- RECORDED INFORMATION -
Content starts
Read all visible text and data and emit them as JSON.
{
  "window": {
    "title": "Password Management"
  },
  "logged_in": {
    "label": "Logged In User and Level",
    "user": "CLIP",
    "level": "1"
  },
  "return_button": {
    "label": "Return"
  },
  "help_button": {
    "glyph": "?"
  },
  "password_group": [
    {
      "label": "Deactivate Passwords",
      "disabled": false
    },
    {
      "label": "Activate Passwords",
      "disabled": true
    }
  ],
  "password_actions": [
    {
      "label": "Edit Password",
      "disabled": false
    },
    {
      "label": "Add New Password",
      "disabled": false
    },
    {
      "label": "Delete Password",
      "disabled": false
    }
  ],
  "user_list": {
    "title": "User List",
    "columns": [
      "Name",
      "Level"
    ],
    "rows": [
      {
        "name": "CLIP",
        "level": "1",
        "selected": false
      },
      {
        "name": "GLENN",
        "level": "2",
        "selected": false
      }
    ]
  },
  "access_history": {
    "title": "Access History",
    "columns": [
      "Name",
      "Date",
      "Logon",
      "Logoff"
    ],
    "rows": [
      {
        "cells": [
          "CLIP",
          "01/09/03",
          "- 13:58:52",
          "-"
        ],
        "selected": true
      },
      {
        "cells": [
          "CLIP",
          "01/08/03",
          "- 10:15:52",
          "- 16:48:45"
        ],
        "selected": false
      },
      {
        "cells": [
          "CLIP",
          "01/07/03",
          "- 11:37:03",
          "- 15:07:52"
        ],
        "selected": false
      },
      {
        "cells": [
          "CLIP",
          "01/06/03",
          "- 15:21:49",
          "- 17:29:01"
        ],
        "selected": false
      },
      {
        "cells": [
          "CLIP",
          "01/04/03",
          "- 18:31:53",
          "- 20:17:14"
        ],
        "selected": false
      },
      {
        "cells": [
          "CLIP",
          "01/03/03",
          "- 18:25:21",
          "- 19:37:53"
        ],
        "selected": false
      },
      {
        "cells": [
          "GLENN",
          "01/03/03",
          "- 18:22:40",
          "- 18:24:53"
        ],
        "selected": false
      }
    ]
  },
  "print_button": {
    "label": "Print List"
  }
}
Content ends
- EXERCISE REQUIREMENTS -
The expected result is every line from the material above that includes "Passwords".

- TASK RESULT -
      "label": "Deactivate Passwords",
      "label": "Activate Passwords",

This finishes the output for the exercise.